At the time of a paralyzing drought in the West we discover a girl whose father and two brothers are worried as much about her potential future as an old maid as they are about their dying cattle. For the truth is, she is indeed a plain girl. The brothers try every possible scheme to marry her off, but without success. Nor is there any sign of relief from the dry heat, when suddenly from out of nowhere appears a picaresque, sweet-talking man with quite the sales pitch. Claiming to be a "rainmaker," the man promises to bring rain, for $100. It's a silly idea, but the rainmaker is so refreshing and persistent that the family finally consents, banging on big brass drums to rattle the sky. Meanwhile the rainmaker also turns his magic on the girl, and persuades her that she has a very real beauty of her own. She believes it, just as her father believes the fellow can actually bring rain. Rain does come, and so does love. An excellent play for all groups.
"Admirable skill... [and] insight into the human heart.... The touch of a poet.... A hit you must see." - N.Y. Mirror.

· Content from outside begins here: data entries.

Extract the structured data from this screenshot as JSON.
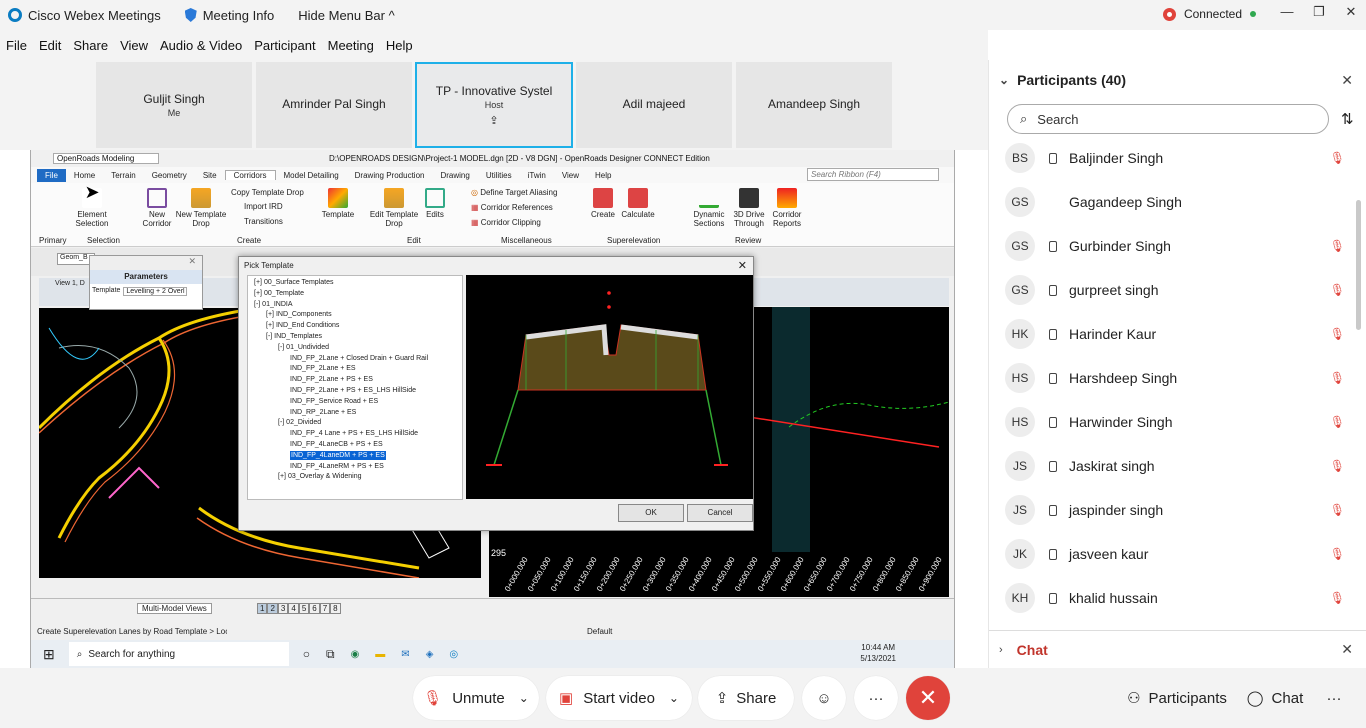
{
  "titlebar": {
    "app": "Cisco Webex Meetings",
    "meeting_info": "Meeting Info",
    "hide_menu": "Hide Menu Bar ^",
    "connection": "Connected"
  },
  "menu": [
    "File",
    "Edit",
    "Share",
    "View",
    "Audio & Video",
    "Participant",
    "Meeting",
    "Help"
  ],
  "video_tiles": [
    {
      "name": "Guljit Singh",
      "sub": "Me"
    },
    {
      "name": "Amrinder Pal Singh",
      "sub": ""
    },
    {
      "name": "TP - Innovative Systel",
      "sub": "Host"
    },
    {
      "name": "Adil majeed",
      "sub": ""
    },
    {
      "name": "Amandeep Singh",
      "sub": ""
    }
  ],
  "openroads": {
    "workflow": "OpenRoads Modeling",
    "title": "D:\\OPENROADS DESIGN\\Project-1 MODEL.dgn [2D - V8 DGN] - OpenRoads Designer CONNECT Edition",
    "tabs": [
      "File",
      "Home",
      "Terrain",
      "Geometry",
      "Site",
      "Corridors",
      "Model Detailing",
      "Drawing Production",
      "Drawing",
      "Utilities",
      "iTwin",
      "View",
      "Help"
    ],
    "search_ribbon": "Search Ribbon (F4)",
    "groups": [
      "Primary",
      "Selection",
      "Create",
      "Edit",
      "Miscellaneous",
      "Superelevation",
      "Review"
    ],
    "buttons": {
      "element_selection": "Element Selection",
      "new_corridor": "New Corridor",
      "new_template_drop": "New Template Drop",
      "copy_template_drop": "Copy Template Drop",
      "import_ird": "Import IRD",
      "transitions": "Transitions",
      "template": "Template",
      "edit_template_drop": "Edit Template Drop",
      "edits": "Edits",
      "define_target_aliasing": "Define Target Aliasing",
      "corridor_references": "Corridor References",
      "corridor_clipping": "Corridor Clipping",
      "create": "Create",
      "calculate": "Calculate",
      "dynamic_sections": "Dynamic Sections",
      "drive_through": "3D Drive Through",
      "corridor_reports": "Corridor Reports"
    },
    "view_label": "View 1, D",
    "geom_field": "Geom_B",
    "params_title": "Parameters",
    "params_label": "Template",
    "params_value": "Levelling + 2 Overl",
    "status_text": "Create Superelevation Lanes by Road Template > Loc",
    "status_level": "Default",
    "multi_model": "Multi-Model Views",
    "view_numbers": [
      "1",
      "2",
      "3",
      "4",
      "5",
      "6",
      "7",
      "8"
    ],
    "profile_y": "295",
    "profile_stations": [
      "0+000.000",
      "0+050.000",
      "0+100.000",
      "0+150.000",
      "0+200.000",
      "0+250.000",
      "0+300.000",
      "0+350.000",
      "0+400.000",
      "0+450.000",
      "0+500.000",
      "0+550.000",
      "0+600.000",
      "0+650.000",
      "0+700.000",
      "0+750.000",
      "0+800.000",
      "0+850.000",
      "0+900.000"
    ]
  },
  "dialog": {
    "title": "Pick Template",
    "tree": [
      {
        "label": "00_Surface Templates",
        "level": 1,
        "box": "+"
      },
      {
        "label": "00_Template",
        "level": 1,
        "box": "+"
      },
      {
        "label": "01_INDIA",
        "level": 1,
        "box": "-"
      },
      {
        "label": "IND_Components",
        "level": 2,
        "box": "+"
      },
      {
        "label": "IND_End Conditions",
        "level": 2,
        "box": "+"
      },
      {
        "label": "IND_Templates",
        "level": 2,
        "box": "-"
      },
      {
        "label": "01_Undivided",
        "level": 3,
        "box": "-"
      },
      {
        "label": "IND_FP_2Lane + Closed Drain + Guard Rail",
        "level": 4,
        "box": ""
      },
      {
        "label": "IND_FP_2Lane + ES",
        "level": 4,
        "box": ""
      },
      {
        "label": "IND_FP_2Lane + PS + ES",
        "level": 4,
        "box": ""
      },
      {
        "label": "IND_FP_2Lane + PS + ES_LHS HillSide",
        "level": 4,
        "box": ""
      },
      {
        "label": "IND_FP_Service Road + ES",
        "level": 4,
        "box": ""
      },
      {
        "label": "IND_RP_2Lane + ES",
        "level": 4,
        "box": ""
      },
      {
        "label": "02_Divided",
        "level": 3,
        "box": "-"
      },
      {
        "label": "IND_FP_4 Lane + PS + ES_LHS HillSide",
        "level": 4,
        "box": ""
      },
      {
        "label": "IND_FP_4LaneCB + PS + ES",
        "level": 4,
        "box": ""
      },
      {
        "label": "IND_FP_4LaneDM + PS + ES",
        "level": 4,
        "box": "",
        "selected": true
      },
      {
        "label": "IND_FP_4LaneRM + PS + ES",
        "level": 4,
        "box": ""
      },
      {
        "label": "03_Overlay & Widening",
        "level": 3,
        "box": "+"
      }
    ],
    "ok": "OK",
    "cancel": "Cancel"
  },
  "taskbar": {
    "search": "Search for anything",
    "time": "10:44 AM",
    "date": "5/13/2021"
  },
  "participants": {
    "title": "Participants (40)",
    "search_placeholder": "Search",
    "list": [
      {
        "initials": "BS",
        "name": "Baljinder Singh",
        "phone": true,
        "muted": true
      },
      {
        "initials": "GS",
        "name": "Gagandeep Singh",
        "phone": false,
        "muted": false
      },
      {
        "initials": "GS",
        "name": "Gurbinder Singh",
        "phone": true,
        "muted": true
      },
      {
        "initials": "GS",
        "name": "gurpreet singh",
        "phone": true,
        "muted": true
      },
      {
        "initials": "HK",
        "name": "Harinder Kaur",
        "phone": true,
        "muted": true
      },
      {
        "initials": "HS",
        "name": "Harshdeep Singh",
        "phone": true,
        "muted": true
      },
      {
        "initials": "HS",
        "name": "Harwinder Singh",
        "phone": true,
        "muted": true
      },
      {
        "initials": "JS",
        "name": "Jaskirat singh",
        "phone": true,
        "muted": true
      },
      {
        "initials": "JS",
        "name": "jaspinder singh",
        "phone": true,
        "muted": true
      },
      {
        "initials": "JK",
        "name": "jasveen kaur",
        "phone": true,
        "muted": true
      },
      {
        "initials": "KH",
        "name": "khalid hussain",
        "phone": true,
        "muted": true
      }
    ]
  },
  "chat": {
    "title": "Chat"
  },
  "controls": {
    "unmute": "Unmute",
    "start_video": "Start video",
    "share": "Share",
    "participants": "Participants",
    "chat": "Chat"
  },
  "colors": {
    "accent": "#1eb0e8",
    "danger": "#e0433b",
    "connected": "#2fa84f",
    "selected": "#0a64d4"
  }
}
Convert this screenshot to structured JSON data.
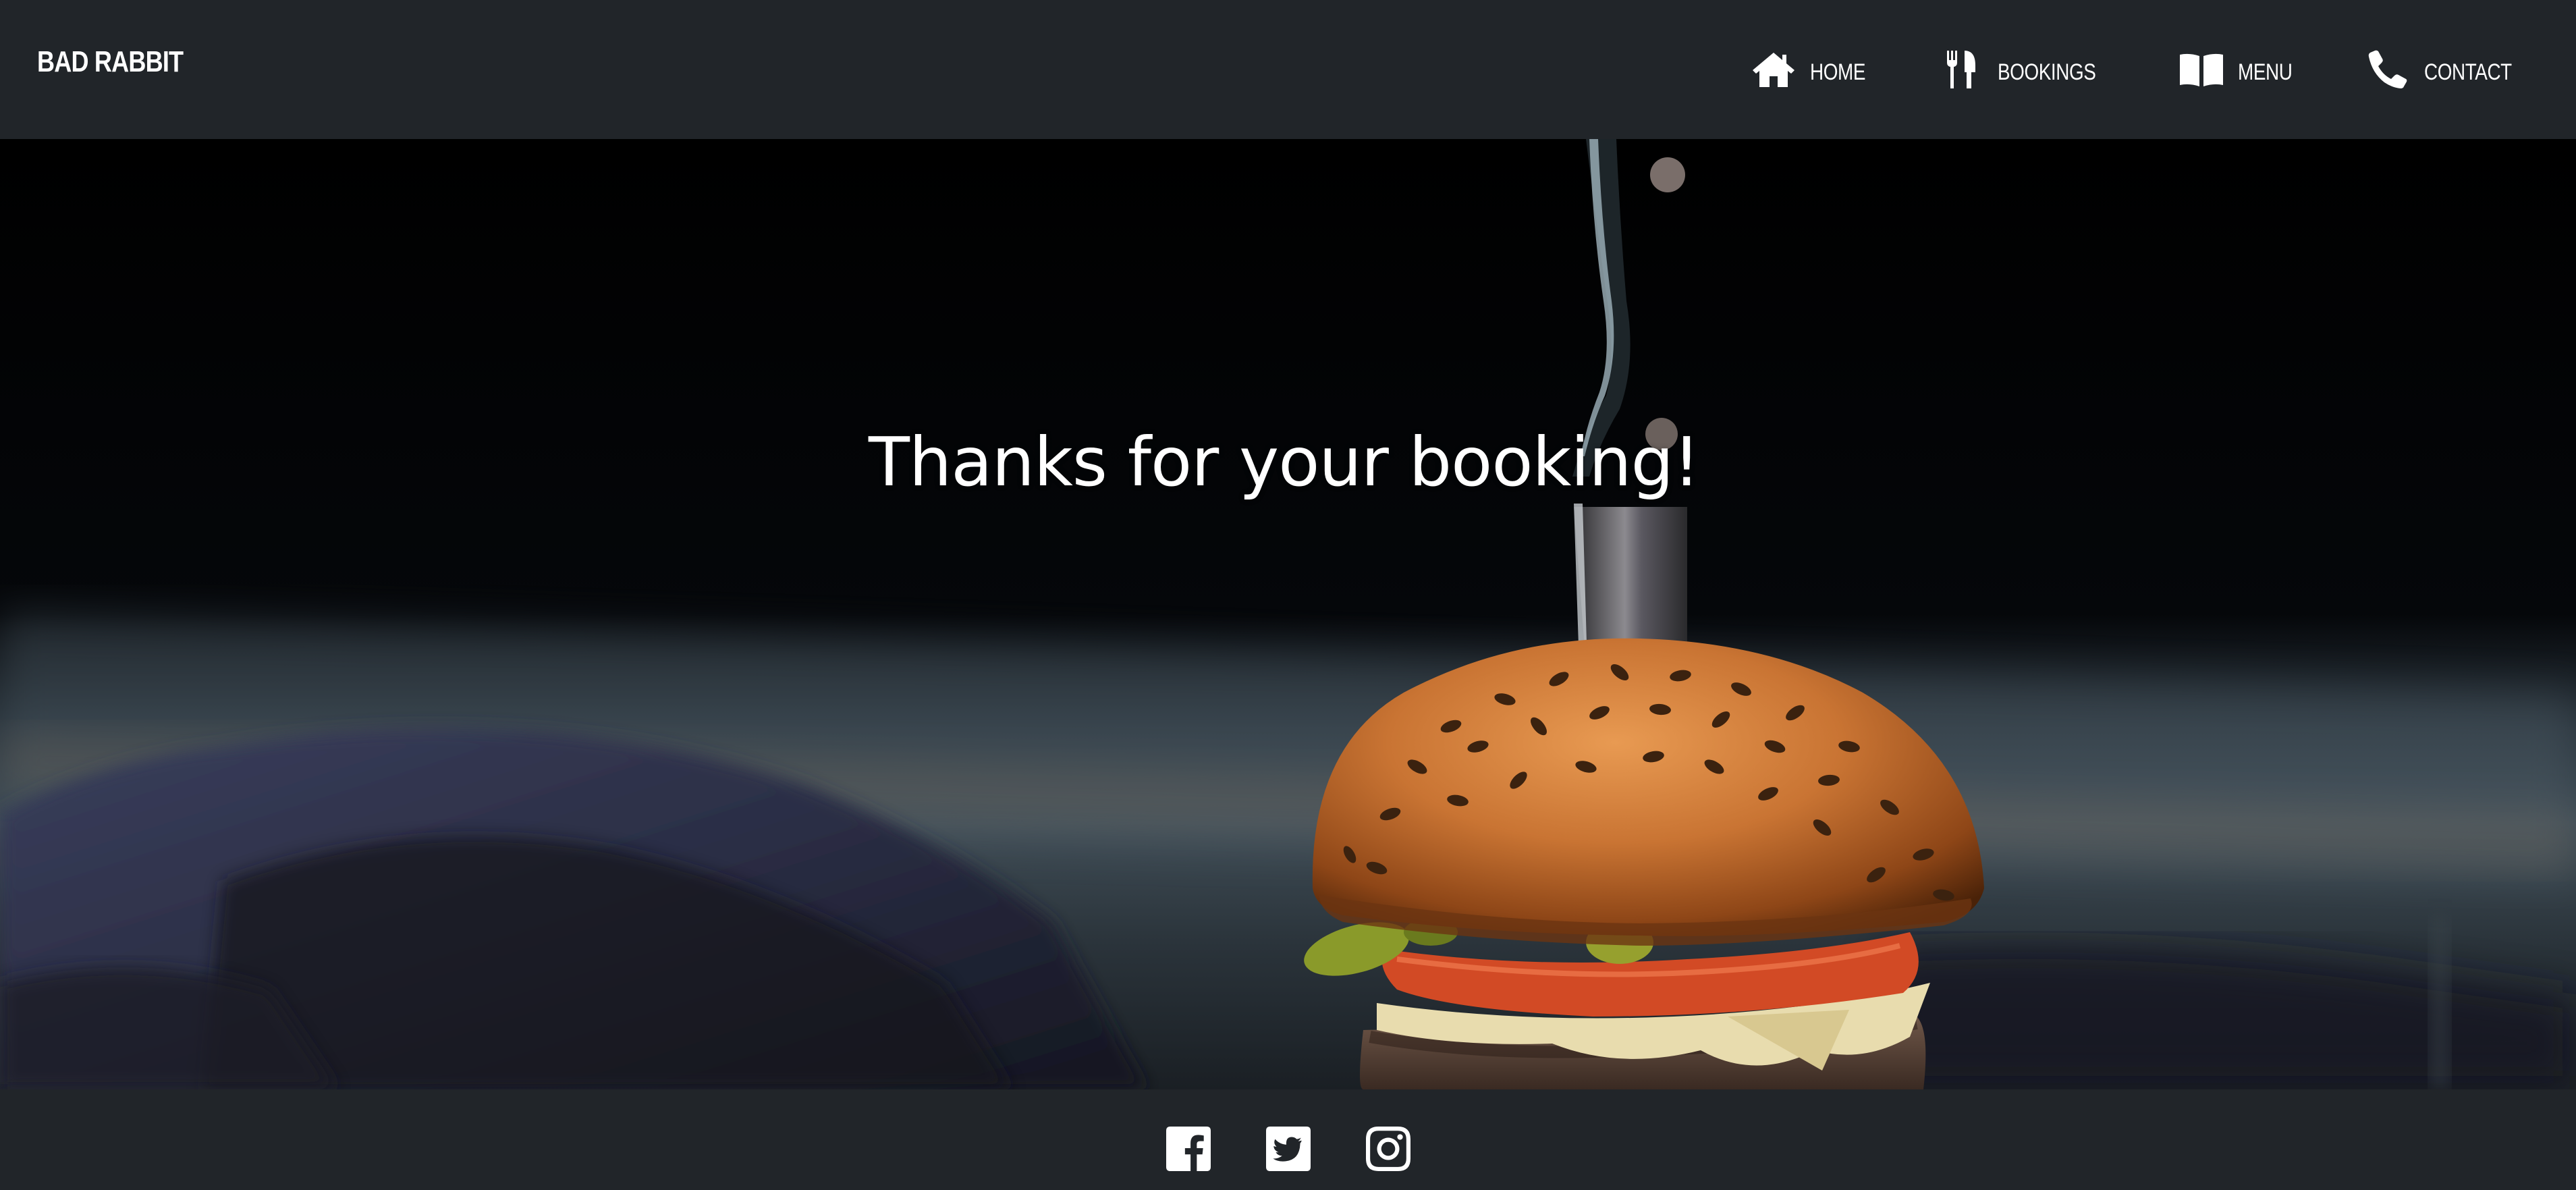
{
  "brand": {
    "name": "BAD RABBIT"
  },
  "nav": {
    "items": [
      {
        "label": "HOME",
        "icon": "home-icon"
      },
      {
        "label": "BOOKINGS",
        "icon": "utensils-icon"
      },
      {
        "label": "MENU",
        "icon": "book-open-icon"
      },
      {
        "label": "CONTACT",
        "icon": "phone-icon"
      }
    ]
  },
  "hero": {
    "heading": "Thanks for your booking!",
    "image": "burger-photo"
  },
  "footer": {
    "social": [
      {
        "icon": "facebook-icon"
      },
      {
        "icon": "twitter-icon"
      },
      {
        "icon": "instagram-icon"
      }
    ]
  },
  "colors": {
    "navbar_bg": "#212529",
    "text": "#ffffff",
    "hero_bg": "#000000"
  }
}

's] underlying theme—the need for faith in oneself and others—is universal." - Chicago Reader
] preserves the timeless themes and proves the show still has something to say to today’s audiences." - New City Chicago
The notion of dreams coming true might seem a preposterous conceit in a morecynical era, yet "The Rainmaker," N. Richard Nash's unabashedly optimistic 1953 teleplay-turned-Broadway-hit, still has the power to keep disbelief at bay...After nearly half a century, "The Rainmaker" still makes a handsomely staged case for miracles." - LA Times, Read More
The Rainmaker premiered on Broadway at the Cort Theatre in 1954 under the direction of Joseph Anthony.